## [PROBLEM STATEMENT]
Scan the entries below for the word "Connection". Copy out every line in which it occurs.

## [MATERIAL FOR THIS EXERCISE]

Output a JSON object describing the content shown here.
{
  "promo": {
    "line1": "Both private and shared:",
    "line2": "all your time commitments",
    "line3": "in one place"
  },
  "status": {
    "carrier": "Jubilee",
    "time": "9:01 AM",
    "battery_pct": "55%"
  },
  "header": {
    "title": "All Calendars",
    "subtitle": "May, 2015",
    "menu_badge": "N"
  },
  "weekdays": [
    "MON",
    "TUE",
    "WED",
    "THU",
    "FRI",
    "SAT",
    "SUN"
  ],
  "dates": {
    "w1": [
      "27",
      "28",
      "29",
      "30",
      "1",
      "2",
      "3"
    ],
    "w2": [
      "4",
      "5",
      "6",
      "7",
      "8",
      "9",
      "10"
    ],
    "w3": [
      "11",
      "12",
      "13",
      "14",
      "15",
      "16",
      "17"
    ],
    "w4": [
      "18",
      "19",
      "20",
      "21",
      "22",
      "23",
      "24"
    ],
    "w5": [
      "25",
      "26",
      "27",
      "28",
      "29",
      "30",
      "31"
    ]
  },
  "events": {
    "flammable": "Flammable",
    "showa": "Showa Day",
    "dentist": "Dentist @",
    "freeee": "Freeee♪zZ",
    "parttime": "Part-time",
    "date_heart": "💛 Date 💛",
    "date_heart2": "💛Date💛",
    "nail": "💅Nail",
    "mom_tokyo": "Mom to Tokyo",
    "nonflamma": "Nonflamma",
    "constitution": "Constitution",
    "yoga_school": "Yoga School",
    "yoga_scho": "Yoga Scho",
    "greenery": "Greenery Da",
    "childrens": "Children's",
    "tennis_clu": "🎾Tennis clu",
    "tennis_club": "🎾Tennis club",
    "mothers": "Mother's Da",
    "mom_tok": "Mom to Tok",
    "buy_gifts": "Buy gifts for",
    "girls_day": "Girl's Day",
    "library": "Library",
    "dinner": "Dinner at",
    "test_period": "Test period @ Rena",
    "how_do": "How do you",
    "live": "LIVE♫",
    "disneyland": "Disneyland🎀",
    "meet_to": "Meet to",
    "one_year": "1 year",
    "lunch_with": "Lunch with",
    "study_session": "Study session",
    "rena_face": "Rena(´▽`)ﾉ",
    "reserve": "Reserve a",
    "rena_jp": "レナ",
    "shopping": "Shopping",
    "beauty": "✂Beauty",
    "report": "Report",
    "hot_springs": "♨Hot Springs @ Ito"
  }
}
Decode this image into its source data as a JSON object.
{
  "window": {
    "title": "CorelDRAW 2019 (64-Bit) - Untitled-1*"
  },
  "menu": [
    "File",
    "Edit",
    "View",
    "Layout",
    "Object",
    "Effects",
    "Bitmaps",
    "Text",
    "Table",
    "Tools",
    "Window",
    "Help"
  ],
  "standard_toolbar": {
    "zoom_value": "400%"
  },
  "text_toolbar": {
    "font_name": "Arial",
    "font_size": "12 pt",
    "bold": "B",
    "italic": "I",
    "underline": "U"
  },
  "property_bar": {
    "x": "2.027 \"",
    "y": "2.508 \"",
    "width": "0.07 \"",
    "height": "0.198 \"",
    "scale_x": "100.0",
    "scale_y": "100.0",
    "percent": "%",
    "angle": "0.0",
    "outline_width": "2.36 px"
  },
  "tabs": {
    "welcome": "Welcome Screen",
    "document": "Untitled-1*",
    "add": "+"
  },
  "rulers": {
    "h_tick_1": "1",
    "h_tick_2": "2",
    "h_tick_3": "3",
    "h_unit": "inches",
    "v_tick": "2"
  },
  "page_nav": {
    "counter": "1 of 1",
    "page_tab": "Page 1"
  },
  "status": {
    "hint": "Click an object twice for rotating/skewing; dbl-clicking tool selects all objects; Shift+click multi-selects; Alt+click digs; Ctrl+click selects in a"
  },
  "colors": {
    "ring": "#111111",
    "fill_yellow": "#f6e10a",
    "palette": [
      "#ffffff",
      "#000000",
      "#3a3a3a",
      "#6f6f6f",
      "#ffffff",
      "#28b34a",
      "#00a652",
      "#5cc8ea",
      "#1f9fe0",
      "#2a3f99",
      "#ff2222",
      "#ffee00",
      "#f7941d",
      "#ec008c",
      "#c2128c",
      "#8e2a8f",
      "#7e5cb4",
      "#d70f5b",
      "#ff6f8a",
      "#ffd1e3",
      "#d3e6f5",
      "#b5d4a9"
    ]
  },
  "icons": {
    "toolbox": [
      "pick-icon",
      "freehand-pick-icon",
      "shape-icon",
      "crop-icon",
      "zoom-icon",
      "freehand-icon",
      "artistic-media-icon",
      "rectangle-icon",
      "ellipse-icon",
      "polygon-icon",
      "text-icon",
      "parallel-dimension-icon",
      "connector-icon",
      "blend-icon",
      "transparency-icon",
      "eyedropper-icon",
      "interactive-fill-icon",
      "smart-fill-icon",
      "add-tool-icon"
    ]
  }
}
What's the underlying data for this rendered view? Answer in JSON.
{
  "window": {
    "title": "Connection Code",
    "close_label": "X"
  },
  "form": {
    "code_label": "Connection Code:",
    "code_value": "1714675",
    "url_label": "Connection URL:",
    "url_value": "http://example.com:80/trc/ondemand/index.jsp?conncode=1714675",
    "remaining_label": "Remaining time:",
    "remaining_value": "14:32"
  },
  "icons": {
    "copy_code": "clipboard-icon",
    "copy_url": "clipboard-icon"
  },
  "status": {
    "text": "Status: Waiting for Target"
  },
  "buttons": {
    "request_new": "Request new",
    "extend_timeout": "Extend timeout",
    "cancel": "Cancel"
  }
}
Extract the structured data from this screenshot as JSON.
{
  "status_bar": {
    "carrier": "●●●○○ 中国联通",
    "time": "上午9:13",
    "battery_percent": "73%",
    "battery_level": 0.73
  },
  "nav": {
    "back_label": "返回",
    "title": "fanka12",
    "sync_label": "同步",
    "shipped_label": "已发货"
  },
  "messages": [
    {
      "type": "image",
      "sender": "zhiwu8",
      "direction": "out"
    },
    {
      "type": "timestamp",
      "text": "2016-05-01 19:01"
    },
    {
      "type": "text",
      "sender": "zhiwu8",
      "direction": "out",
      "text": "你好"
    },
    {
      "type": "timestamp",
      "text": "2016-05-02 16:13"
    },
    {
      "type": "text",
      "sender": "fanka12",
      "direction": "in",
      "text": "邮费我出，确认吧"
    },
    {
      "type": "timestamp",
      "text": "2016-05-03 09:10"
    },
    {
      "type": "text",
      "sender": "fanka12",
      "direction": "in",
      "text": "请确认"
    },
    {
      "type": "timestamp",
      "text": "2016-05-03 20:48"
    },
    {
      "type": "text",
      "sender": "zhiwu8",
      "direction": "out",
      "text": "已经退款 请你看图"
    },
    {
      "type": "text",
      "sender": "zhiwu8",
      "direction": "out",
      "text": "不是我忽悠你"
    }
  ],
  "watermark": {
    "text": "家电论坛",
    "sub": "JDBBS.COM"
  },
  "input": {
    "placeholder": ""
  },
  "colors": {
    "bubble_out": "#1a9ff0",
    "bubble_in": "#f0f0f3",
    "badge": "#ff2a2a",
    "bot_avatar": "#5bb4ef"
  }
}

## [OUTPUT BELOW]
    "title": "Connection Code",
    "code_label": "Connection Code:",
    "url_label": "Connection URL:",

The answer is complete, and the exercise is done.